Modern fluvoglacial sediments in two east-west oriented valley between Søndre Strømfjord Air Base and the Inland Ice (West Greenland) are partly redeposited by eolian activity. Topographic barriers have induced an areal distinction between sandy and silty eolian sediments. morpholgical and sedimentological investigations enable a facies analysis of these rare, active cold-climate eolian deposits and a comparison with the extensive Pleistocene sand sheets and loess deposits of Europe.
Eolian processes are active throughout the year in a dry cold-climate environment. Accumulation of eolian material on the eolian sand sheets and silt covers mainly takes place in summer, whereas deflation and redeposition is dominant in winter. Meteorological conditions (especially thickness of snow cover) may prevent eolian activity.

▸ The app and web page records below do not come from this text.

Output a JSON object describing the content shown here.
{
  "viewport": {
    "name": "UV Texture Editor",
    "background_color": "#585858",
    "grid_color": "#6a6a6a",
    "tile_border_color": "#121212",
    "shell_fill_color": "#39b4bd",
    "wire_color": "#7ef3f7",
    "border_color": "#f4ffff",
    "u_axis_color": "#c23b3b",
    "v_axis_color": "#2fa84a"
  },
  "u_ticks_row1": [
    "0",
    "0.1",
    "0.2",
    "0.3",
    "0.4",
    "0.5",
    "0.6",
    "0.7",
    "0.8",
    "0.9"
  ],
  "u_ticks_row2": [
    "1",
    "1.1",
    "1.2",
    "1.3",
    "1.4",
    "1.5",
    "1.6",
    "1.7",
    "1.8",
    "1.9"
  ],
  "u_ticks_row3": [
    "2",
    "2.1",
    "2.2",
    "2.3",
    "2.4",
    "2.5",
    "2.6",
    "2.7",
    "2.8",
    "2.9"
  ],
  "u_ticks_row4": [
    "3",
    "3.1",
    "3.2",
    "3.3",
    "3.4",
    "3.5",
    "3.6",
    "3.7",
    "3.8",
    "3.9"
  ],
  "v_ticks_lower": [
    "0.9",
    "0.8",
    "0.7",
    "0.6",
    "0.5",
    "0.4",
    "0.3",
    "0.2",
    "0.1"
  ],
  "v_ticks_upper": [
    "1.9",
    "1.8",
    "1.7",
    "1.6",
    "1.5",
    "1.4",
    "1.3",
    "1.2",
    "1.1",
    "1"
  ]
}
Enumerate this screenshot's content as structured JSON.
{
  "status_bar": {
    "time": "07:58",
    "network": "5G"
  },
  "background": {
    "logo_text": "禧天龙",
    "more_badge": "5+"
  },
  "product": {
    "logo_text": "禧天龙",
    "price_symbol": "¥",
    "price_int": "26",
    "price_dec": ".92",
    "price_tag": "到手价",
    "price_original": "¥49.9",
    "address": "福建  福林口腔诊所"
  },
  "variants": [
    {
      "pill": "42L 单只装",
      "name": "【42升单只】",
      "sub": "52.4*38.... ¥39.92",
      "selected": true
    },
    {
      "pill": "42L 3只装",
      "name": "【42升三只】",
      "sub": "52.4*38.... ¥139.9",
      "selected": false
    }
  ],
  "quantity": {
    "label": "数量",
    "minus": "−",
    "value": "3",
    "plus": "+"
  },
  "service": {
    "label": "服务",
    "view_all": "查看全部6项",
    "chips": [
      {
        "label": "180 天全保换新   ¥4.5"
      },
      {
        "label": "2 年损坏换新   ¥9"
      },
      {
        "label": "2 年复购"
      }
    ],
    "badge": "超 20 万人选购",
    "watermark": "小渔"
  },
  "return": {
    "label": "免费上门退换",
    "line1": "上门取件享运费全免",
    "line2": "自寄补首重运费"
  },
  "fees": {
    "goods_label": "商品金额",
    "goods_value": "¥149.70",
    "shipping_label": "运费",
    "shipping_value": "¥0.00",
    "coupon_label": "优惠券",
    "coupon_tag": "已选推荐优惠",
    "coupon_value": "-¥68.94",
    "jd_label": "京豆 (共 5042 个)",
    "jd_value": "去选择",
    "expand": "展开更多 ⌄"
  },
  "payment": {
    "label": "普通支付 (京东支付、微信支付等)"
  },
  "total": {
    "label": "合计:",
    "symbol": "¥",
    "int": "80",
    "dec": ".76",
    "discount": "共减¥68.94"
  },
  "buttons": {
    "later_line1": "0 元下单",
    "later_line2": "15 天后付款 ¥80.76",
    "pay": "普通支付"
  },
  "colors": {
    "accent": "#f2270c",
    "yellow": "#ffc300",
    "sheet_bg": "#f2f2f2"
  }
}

The vegetation on the sand sheets adapts itself to the intensity of the eolian activity. Vegetation is scarce in the low areas near the active flood plains where deflation is intensive, whereas the downwind depositional areas are more densely vegetated. Only a few species play an active role in the formation of small phytogenic dunes, which are characterized by a low percentage potential. Similar conditions are envisaged for the extensive Pleistocene sand seas of northwestern Europe.
A characteristic sedimentary sequence occurs in downwind, upslope direction. Fluvio-eolian deposits on and near the active flood plain are characterized by horizontally bedded eolian sand interbedded with fluvial deposits. The latter are partly winnowed by eolian activity leading to inversely graded lamination. horizontal bedding of fine-medium grained sand sheets. Within-bed structures re dominated by planebed lamination. A more homogeneous (fine-medium grained) horizontally bedded sediment, comparable to that dominating in the extensive Pleistocene sand sheets, represents the distal facies of these sand sheets.
The uplands are covered by eolian silt deposits. These are coarser than "typical" loess and lack other loess characteristics. This is explained by the local source area and the short transport distance. These "proximal loess" deposits are mainly deposited on the windward side of the valley walls due to blocking of dust-laden airflows by these topographic barriers. The primary micro-lamination in these deposits may also have been present in the Pleistocene loess deposits.